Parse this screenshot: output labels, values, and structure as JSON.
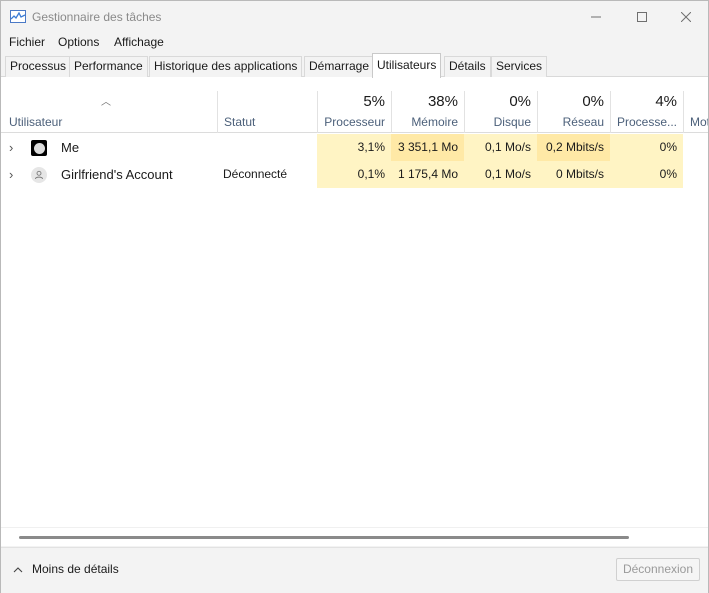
{
  "window": {
    "title": "Gestionnaire des tâches"
  },
  "menu": [
    "Fichier",
    "Options",
    "Affichage"
  ],
  "tabs": [
    {
      "label": "Processus",
      "active": false
    },
    {
      "label": "Performance",
      "active": false
    },
    {
      "label": "Historique des applications",
      "active": false
    },
    {
      "label": "Démarrage",
      "active": false
    },
    {
      "label": "Utilisateurs",
      "active": true
    },
    {
      "label": "Détails",
      "active": false
    },
    {
      "label": "Services",
      "active": false
    }
  ],
  "columns": {
    "user": {
      "label": "Utilisateur"
    },
    "status": {
      "label": "Statut"
    },
    "cpu": {
      "pct": "5%",
      "label": "Processeur"
    },
    "memory": {
      "pct": "38%",
      "label": "Mémoire"
    },
    "disk": {
      "pct": "0%",
      "label": "Disque"
    },
    "network": {
      "pct": "0%",
      "label": "Réseau"
    },
    "gpu": {
      "pct": "4%",
      "label": "Processe..."
    },
    "extra": {
      "label": "Mot"
    }
  },
  "users": [
    {
      "name": "Me",
      "status": "",
      "cpu": "3,1%",
      "memory": "3 351,1 Mo",
      "disk": "0,1 Mo/s",
      "network": "0,2 Mbits/s",
      "gpu": "0%",
      "avatar": "photo"
    },
    {
      "name": "Girlfriend's Account",
      "status": "Déconnecté",
      "cpu": "0,1%",
      "memory": "1 175,4 Mo",
      "disk": "0,1 Mo/s",
      "network": "0 Mbits/s",
      "gpu": "0%",
      "avatar": "generic-user"
    }
  ],
  "footer": {
    "less_details": "Moins de détails",
    "disconnect": "Déconnexion"
  },
  "colors": {
    "heat_light": "#fff4c4",
    "heat_medium": "#ffe9a6",
    "header_label": "#4c607a"
  }
}
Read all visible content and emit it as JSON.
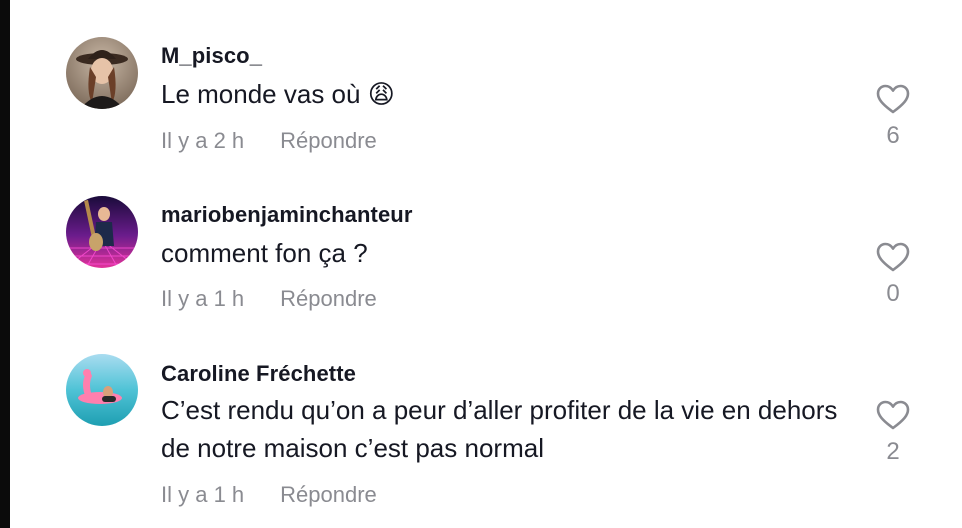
{
  "comments": [
    {
      "username": "M_pisco_",
      "text": "Le monde vas où 😩",
      "time": "Il y a 2 h",
      "reply_label": "Répondre",
      "likes": "6"
    },
    {
      "username": "mariobenjaminchanteur",
      "text": "comment fon ça ?",
      "time": "Il y a 1 h",
      "reply_label": "Répondre",
      "likes": "0"
    },
    {
      "username": "Caroline Fréchette",
      "text": "C’est rendu qu’on a peur d’aller profiter de la vie en dehors de notre maison c’est pas normal",
      "time": "Il y a 1 h",
      "reply_label": "Répondre",
      "likes": "2"
    }
  ],
  "icons": {
    "like": "heart-outline-icon"
  },
  "colors": {
    "text_primary": "#161823",
    "text_secondary": "#8a8b91",
    "background": "#ffffff"
  }
}
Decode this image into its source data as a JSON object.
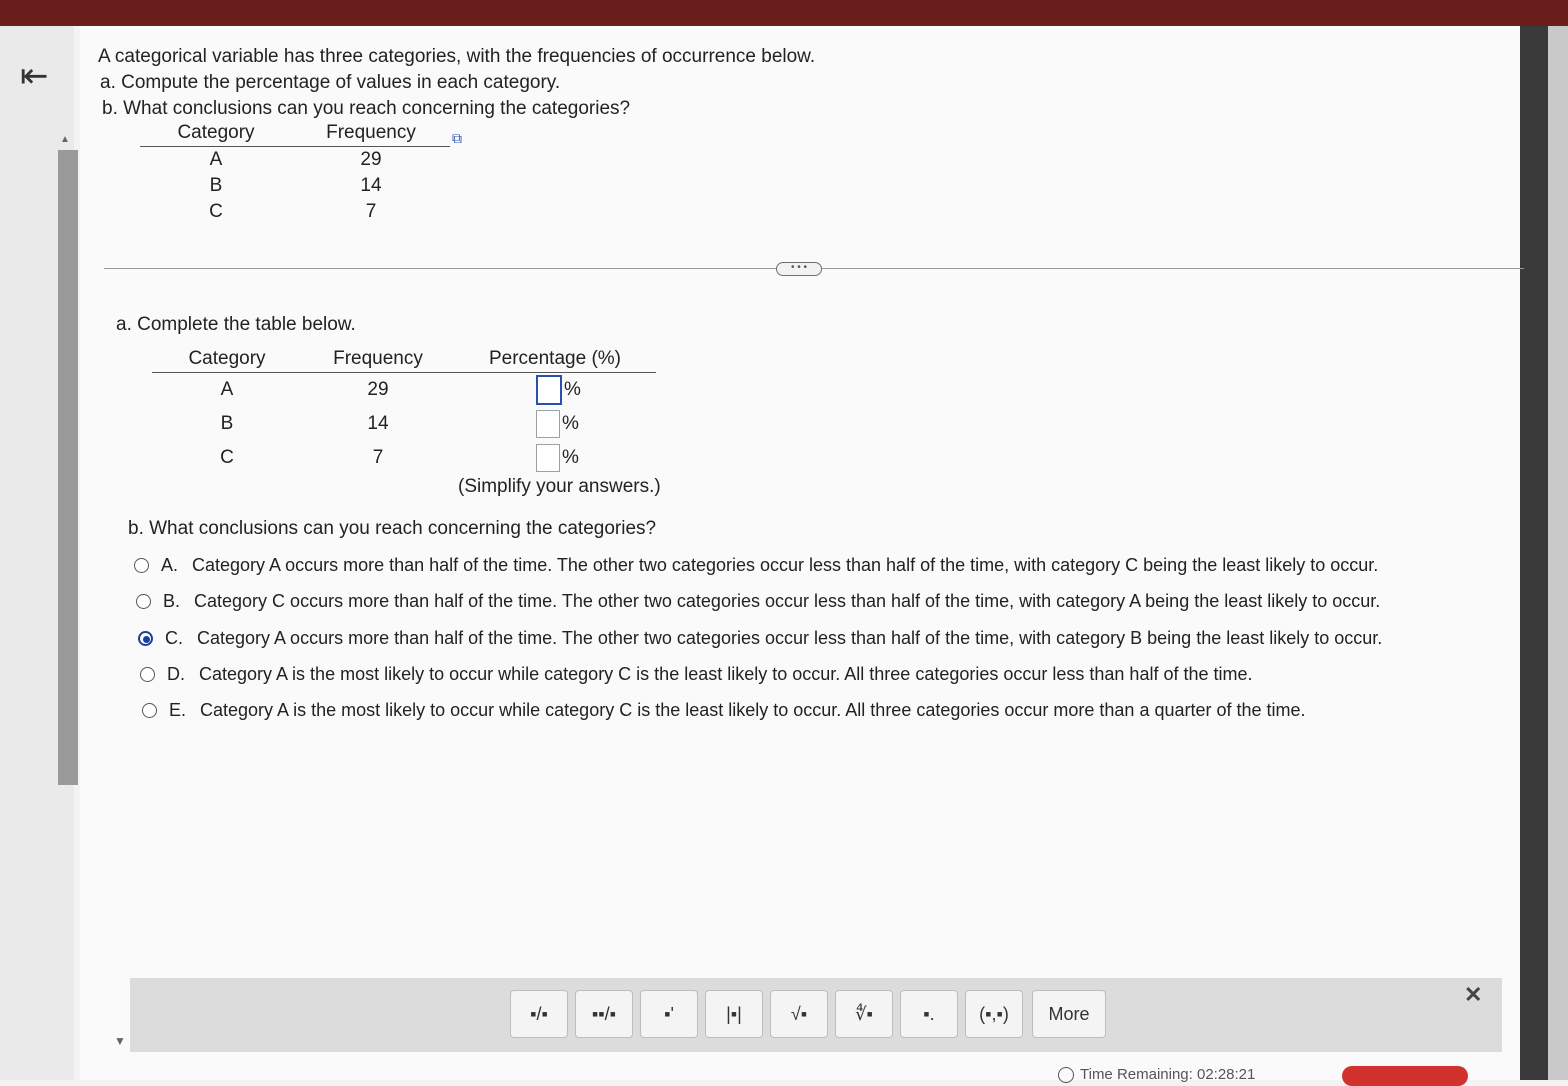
{
  "question": {
    "intro": "A categorical variable has three categories, with the frequencies of occurrence below.",
    "part_a": "a. Compute the percentage of values in each category.",
    "part_b": "b. What conclusions can you reach concerning the categories?"
  },
  "data_table": {
    "headers": [
      "Category",
      "Frequency"
    ],
    "rows": [
      {
        "category": "A",
        "frequency": "29"
      },
      {
        "category": "B",
        "frequency": "14"
      },
      {
        "category": "C",
        "frequency": "7"
      }
    ]
  },
  "divider_more": "• • •",
  "answer_a": {
    "prompt": "a. Complete the table below.",
    "headers": [
      "Category",
      "Frequency",
      "Percentage (%)"
    ],
    "rows": [
      {
        "category": "A",
        "frequency": "29",
        "percentage": "",
        "unit": "%"
      },
      {
        "category": "B",
        "frequency": "14",
        "percentage": "",
        "unit": "%"
      },
      {
        "category": "C",
        "frequency": "7",
        "percentage": "",
        "unit": "%"
      }
    ],
    "note": "(Simplify your answers.)"
  },
  "answer_b": {
    "prompt": "b. What conclusions can you reach concerning the categories?",
    "options": [
      {
        "letter": "A.",
        "text": "Category A occurs more than half of the time. The other two categories occur less than half of the time, with category C being the least likely to occur.",
        "selected": false
      },
      {
        "letter": "B.",
        "text": "Category C occurs more than half of the time. The other two categories occur less than half of the time, with category A being the least likely to occur.",
        "selected": false
      },
      {
        "letter": "C.",
        "text": "Category A occurs more than half of the time. The other two categories occur less than half of the time, with category B being the least likely to occur.",
        "selected": true
      },
      {
        "letter": "D.",
        "text": "Category A is the most likely to occur while category C is the least likely to occur. All three categories occur less than half of the time.",
        "selected": false
      },
      {
        "letter": "E.",
        "text": "Category A is the most likely to occur while category C is the least likely to occur. All three categories occur more than a quarter of the time.",
        "selected": false
      }
    ]
  },
  "palette": {
    "tools": [
      {
        "name": "fraction-icon",
        "glyph": "▪/▪"
      },
      {
        "name": "mixed-number-icon",
        "glyph": "▪▪/▪"
      },
      {
        "name": "exponent-icon",
        "glyph": "▪'"
      },
      {
        "name": "absolute-value-icon",
        "glyph": "|▪|"
      },
      {
        "name": "square-root-icon",
        "glyph": "√▪"
      },
      {
        "name": "nth-root-icon",
        "glyph": "∜▪"
      },
      {
        "name": "decimal-icon",
        "glyph": "▪."
      },
      {
        "name": "ordered-pair-icon",
        "glyph": "(▪,▪)"
      }
    ],
    "more_label": "More",
    "close_glyph": "✕"
  },
  "timer": {
    "label": "Time Remaining: 02:28:21"
  }
}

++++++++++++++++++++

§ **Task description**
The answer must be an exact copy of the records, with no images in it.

§ **Problem solution**
Parse this screenshot: output labels, values, and structure as JSON.
{
  "window": {
    "title": "Gestionnaire des tâches"
  },
  "menu": [
    "Fichier",
    "Options",
    "Affichage"
  ],
  "tabs": [
    {
      "label": "Processus",
      "active": false
    },
    {
      "label": "Performance",
      "active": false
    },
    {
      "label": "Historique des applications",
      "active": false
    },
    {
      "label": "Démarrage",
      "active": false
    },
    {
      "label": "Utilisateurs",
      "active": true
    },
    {
      "label": "Détails",
      "active": false
    },
    {
      "label": "Services",
      "active": false
    }
  ],
  "columns": {
    "user": {
      "label": "Utilisateur"
    },
    "status": {
      "label": "Statut"
    },
    "cpu": {
      "pct": "5%",
      "label": "Processeur"
    },
    "memory": {
      "pct": "38%",
      "label": "Mémoire"
    },
    "disk": {
      "pct": "0%",
      "label": "Disque"
    },
    "network": {
      "pct": "0%",
      "label": "Réseau"
    },
    "gpu": {
      "pct": "4%",
      "label": "Processe..."
    },
    "extra": {
      "label": "Mot"
    }
  },
  "users": [
    {
      "name": "Me",
      "status": "",
      "cpu": "3,1%",
      "memory": "3 351,1 Mo",
      "disk": "0,1 Mo/s",
      "network": "0,2 Mbits/s",
      "gpu": "0%",
      "avatar": "photo"
    },
    {
      "name": "Girlfriend's Account",
      "status": "Déconnecté",
      "cpu": "0,1%",
      "memory": "1 175,4 Mo",
      "disk": "0,1 Mo/s",
      "network": "0 Mbits/s",
      "gpu": "0%",
      "avatar": "generic-user"
    }
  ],
  "footer": {
    "less_details": "Moins de détails",
    "disconnect": "Déconnexion"
  },
  "colors": {
    "heat_light": "#fff4c4",
    "heat_medium": "#ffe9a6",
    "header_label": "#4c607a"
  }
}
Read all visible content and emit it as JSON.
{
  "comments": [
    {
      "username": "M_pisco_",
      "text": "Le monde vas où 😩",
      "time": "Il y a 2 h",
      "reply_label": "Répondre",
      "likes": "6"
    },
    {
      "username": "mariobenjaminchanteur",
      "text": "comment fon ça ?",
      "time": "Il y a 1 h",
      "reply_label": "Répondre",
      "likes": "0"
    },
    {
      "username": "Caroline Fréchette",
      "text": "C’est rendu qu’on a peur d’aller profiter de la vie en dehors de notre maison c’est pas normal",
      "time": "Il y a 1 h",
      "reply_label": "Répondre",
      "likes": "2"
    }
  ],
  "icons": {
    "like": "heart-outline-icon"
  },
  "colors": {
    "text_primary": "#161823",
    "text_secondary": "#8a8b91",
    "background": "#ffffff"
  }
}
Decode this image into its source data as a JSON object.
{
  "question": {
    "intro": "A categorical variable has three categories, with the frequencies of occurrence below.",
    "part_a": "a. Compute the percentage of values in each category.",
    "part_b": "b. What conclusions can you reach concerning the categories?"
  },
  "data_table": {
    "headers": [
      "Category",
      "Frequency"
    ],
    "rows": [
      {
        "category": "A",
        "frequency": "29"
      },
      {
        "category": "B",
        "frequency": "14"
      },
      {
        "category": "C",
        "frequency": "7"
      }
    ]
  },
  "divider_more": "• • •",
  "answer_a": {
    "prompt": "a. Complete the table below.",
    "headers": [
      "Category",
      "Frequency",
      "Percentage (%)"
    ],
    "rows": [
      {
        "category": "A",
        "frequency": "29",
        "percentage": "",
        "unit": "%"
      },
      {
        "category": "B",
        "frequency": "14",
        "percentage": "",
        "unit": "%"
      },
      {
        "category": "C",
        "frequency": "7",
        "percentage": "",
        "unit": "%"
      }
    ],
    "note": "(Simplify your answers.)"
  },
  "answer_b": {
    "prompt": "b. What conclusions can you reach concerning the categories?",
    "options": [
      {
        "letter": "A.",
        "text": "Category A occurs more than half of the time. The other two categories occur less than half of the time, with category C being the least likely to occur.",
        "selected": false
      },
      {
        "letter": "B.",
        "text": "Category C occurs more than half of the time. The other two categories occur less than half of the time, with category A being the least likely to occur.",
        "selected": false
      },
      {
        "letter": "C.",
        "text": "Category A occurs more than half of the time. The other two categories occur less than half of the time, with category B being the least likely to occur.",
        "selected": true
      },
      {
        "letter": "D.",
        "text": "Category A is the most likely to occur while category C is the least likely to occur. All three categories occur less than half of the time.",
        "selected": false
      },
      {
        "letter": "E.",
        "text": "Category A is the most likely to occur while category C is the least likely to occur. All three categories occur more than a quarter of the time.",
        "selected": false
      }
    ]
  },
  "palette": {
    "tools": [
      {
        "name": "fraction-icon",
        "glyph": "▪/▪"
      },
      {
        "name": "mixed-number-icon",
        "glyph": "▪▪/▪"
      },
      {
        "name": "exponent-icon",
        "glyph": "▪'"
      },
      {
        "name": "absolute-value-icon",
        "glyph": "|▪|"
      },
      {
        "name": "square-root-icon",
        "glyph": "√▪"
      },
      {
        "name": "nth-root-icon",
        "glyph": "∜▪"
      },
      {
        "name": "decimal-icon",
        "glyph": "▪."
      },
      {
        "name": "ordered-pair-icon",
        "glyph": "(▪,▪)"
      }
    ],
    "more_label": "More",
    "close_glyph": "✕"
  },
  "timer": {
    "label": "Time Remaining: 02:28:21"
  }
}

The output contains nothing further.